• _WHAT YOU SHOULD DO_
Every line of the records below that holds the word "search" belongs in the answer.

• _PROVIDED RECORDS_
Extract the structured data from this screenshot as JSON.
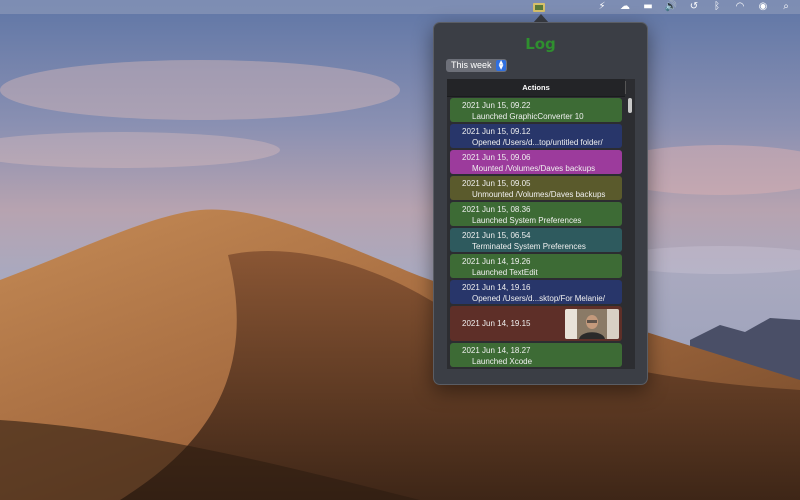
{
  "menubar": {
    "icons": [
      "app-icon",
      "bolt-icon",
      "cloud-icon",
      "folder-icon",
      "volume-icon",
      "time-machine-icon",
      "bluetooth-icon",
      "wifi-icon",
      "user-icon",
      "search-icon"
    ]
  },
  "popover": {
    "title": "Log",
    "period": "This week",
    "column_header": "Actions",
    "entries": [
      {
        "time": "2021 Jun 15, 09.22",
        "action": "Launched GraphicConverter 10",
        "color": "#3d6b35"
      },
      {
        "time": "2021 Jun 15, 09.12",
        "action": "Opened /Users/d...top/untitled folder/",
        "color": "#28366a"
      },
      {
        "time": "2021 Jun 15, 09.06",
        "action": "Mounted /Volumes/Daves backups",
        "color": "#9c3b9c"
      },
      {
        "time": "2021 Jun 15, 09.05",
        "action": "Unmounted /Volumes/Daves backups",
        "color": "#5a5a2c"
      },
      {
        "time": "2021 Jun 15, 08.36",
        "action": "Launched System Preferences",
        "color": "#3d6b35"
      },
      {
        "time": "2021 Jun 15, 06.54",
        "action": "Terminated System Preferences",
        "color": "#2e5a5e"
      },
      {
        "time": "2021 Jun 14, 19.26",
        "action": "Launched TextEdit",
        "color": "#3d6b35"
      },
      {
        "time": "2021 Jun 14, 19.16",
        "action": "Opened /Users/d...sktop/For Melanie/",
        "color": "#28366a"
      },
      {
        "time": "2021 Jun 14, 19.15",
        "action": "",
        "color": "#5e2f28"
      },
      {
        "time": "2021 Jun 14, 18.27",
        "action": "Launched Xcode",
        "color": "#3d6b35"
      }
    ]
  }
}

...

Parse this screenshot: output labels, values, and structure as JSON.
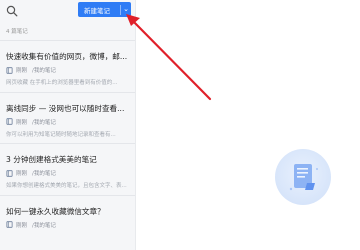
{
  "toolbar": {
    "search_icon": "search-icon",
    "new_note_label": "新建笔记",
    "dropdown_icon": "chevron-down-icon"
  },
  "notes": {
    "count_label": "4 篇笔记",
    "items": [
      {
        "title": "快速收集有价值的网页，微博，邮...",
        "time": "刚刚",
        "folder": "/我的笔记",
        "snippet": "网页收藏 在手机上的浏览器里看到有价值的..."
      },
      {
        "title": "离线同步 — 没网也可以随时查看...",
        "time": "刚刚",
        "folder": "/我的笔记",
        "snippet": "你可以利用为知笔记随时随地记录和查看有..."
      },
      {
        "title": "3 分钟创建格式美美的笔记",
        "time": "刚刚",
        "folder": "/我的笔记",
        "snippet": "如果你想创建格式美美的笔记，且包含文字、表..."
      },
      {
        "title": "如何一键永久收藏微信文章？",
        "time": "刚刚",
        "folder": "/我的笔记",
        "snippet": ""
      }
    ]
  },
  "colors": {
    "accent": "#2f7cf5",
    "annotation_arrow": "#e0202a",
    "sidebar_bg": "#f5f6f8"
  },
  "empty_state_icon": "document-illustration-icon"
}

• _ANSWER SPACE_
      "search-icon"
    "search_icon": "search-icon",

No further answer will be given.